* [Task prompt]: Take from the records below each line that holds "artist".

Component data from apps and pages:
====

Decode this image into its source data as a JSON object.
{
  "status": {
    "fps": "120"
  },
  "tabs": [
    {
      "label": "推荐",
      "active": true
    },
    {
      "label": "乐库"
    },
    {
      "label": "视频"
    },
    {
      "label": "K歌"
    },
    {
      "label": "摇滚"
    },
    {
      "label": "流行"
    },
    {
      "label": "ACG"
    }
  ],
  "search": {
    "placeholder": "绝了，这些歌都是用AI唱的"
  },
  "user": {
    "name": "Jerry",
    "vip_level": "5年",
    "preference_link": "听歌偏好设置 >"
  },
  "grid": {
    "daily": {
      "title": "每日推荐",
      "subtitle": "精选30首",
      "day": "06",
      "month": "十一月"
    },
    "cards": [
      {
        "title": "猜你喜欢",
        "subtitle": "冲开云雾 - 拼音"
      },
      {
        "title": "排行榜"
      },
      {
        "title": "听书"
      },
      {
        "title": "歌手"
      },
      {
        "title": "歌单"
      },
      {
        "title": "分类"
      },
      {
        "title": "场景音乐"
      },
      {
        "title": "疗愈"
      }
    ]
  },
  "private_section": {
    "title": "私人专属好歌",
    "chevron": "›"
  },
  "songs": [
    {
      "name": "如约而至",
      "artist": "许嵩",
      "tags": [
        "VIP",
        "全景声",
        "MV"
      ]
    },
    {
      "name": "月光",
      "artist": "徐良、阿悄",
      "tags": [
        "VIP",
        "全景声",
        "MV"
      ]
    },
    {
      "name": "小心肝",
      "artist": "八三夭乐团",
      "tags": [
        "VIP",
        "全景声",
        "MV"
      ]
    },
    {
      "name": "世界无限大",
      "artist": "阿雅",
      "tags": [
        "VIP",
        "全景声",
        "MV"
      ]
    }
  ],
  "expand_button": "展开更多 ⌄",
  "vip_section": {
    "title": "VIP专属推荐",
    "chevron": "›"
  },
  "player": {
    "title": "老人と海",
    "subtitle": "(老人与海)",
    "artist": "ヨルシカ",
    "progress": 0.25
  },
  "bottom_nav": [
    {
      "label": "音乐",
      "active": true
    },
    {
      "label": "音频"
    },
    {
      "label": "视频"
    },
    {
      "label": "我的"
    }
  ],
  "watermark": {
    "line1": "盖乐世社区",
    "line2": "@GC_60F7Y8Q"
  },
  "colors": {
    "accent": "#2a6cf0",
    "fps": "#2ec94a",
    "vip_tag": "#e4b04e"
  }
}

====

* [Task response]:
      "artist": "许嵩",
      "artist": "徐良、阿悄",
      "artist": "八三夭乐团",
      "artist": "阿雅",
    "artist": "ヨルシカ",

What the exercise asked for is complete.